=== MATERIAL PROVIDED ===
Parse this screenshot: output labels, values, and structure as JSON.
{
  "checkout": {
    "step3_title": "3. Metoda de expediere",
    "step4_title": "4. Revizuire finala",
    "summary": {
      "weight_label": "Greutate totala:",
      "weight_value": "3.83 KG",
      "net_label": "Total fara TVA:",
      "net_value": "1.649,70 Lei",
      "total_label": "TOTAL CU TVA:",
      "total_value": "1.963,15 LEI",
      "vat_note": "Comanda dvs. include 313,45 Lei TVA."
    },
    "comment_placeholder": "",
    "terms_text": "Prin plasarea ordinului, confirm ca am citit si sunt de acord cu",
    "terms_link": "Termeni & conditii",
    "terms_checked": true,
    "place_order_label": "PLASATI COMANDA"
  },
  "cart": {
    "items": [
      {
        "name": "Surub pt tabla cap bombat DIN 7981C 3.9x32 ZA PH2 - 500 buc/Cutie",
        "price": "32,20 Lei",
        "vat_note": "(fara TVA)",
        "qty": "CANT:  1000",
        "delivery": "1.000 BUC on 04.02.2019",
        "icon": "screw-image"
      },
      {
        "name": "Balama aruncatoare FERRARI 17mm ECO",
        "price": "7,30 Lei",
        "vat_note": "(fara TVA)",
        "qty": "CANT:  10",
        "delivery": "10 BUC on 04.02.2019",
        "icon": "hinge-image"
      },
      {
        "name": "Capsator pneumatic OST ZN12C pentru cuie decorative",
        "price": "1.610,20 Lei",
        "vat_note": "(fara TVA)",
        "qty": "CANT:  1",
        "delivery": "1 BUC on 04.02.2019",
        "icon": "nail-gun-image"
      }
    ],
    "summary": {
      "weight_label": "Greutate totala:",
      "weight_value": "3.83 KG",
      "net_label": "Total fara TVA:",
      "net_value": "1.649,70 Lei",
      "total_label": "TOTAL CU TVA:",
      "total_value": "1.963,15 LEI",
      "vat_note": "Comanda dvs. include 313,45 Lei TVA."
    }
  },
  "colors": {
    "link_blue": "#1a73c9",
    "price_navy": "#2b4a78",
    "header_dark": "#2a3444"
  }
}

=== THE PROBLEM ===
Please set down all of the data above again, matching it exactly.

=== WRITTEN ANSWER ===
Parse this screenshot: output labels, values, and structure as JSON.
{
  "checkout": {
    "step3_title": "3. Metoda de expediere",
    "step4_title": "4. Revizuire finala",
    "summary": {
      "weight_label": "Greutate totala:",
      "weight_value": "3.83 KG",
      "net_label": "Total fara TVA:",
      "net_value": "1.649,70 Lei",
      "total_label": "TOTAL CU TVA:",
      "total_value": "1.963,15 LEI",
      "vat_note": "Comanda dvs. include 313,45 Lei TVA."
    },
    "comment_placeholder": "",
    "terms_text": "Prin plasarea ordinului, confirm ca am citit si sunt de acord cu",
    "terms_link": "Termeni & conditii",
    "terms_checked": true,
    "place_order_label": "PLASATI COMANDA"
  },
  "cart": {
    "items": [
      {
        "name": "Surub pt tabla cap bombat DIN 7981C 3.9x32 ZA PH2 - 500 buc/Cutie",
        "price": "32,20 Lei",
        "vat_note": "(fara TVA)",
        "qty": "CANT:  1000",
        "delivery": "1.000 BUC on 04.02.2019",
        "icon": "screw-image"
      },
      {
        "name": "Balama aruncatoare FERRARI 17mm ECO",
        "price": "7,30 Lei",
        "vat_note": "(fara TVA)",
        "qty": "CANT:  10",
        "delivery": "10 BUC on 04.02.2019",
        "icon": "hinge-image"
      },
      {
        "name": "Capsator pneumatic OST ZN12C pentru cuie decorative",
        "price": "1.610,20 Lei",
        "vat_note": "(fara TVA)",
        "qty": "CANT:  1",
        "delivery": "1 BUC on 04.02.2019",
        "icon": "nail-gun-image"
      }
    ],
    "summary": {
      "weight_label": "Greutate totala:",
      "weight_value": "3.83 KG",
      "net_label": "Total fara TVA:",
      "net_value": "1.649,70 Lei",
      "total_label": "TOTAL CU TVA:",
      "total_value": "1.963,15 LEI",
      "vat_note": "Comanda dvs. include 313,45 Lei TVA."
    }
  },
  "colors": {
    "link_blue": "#1a73c9",
    "price_navy": "#2b4a78",
    "header_dark": "#2a3444"
  }
}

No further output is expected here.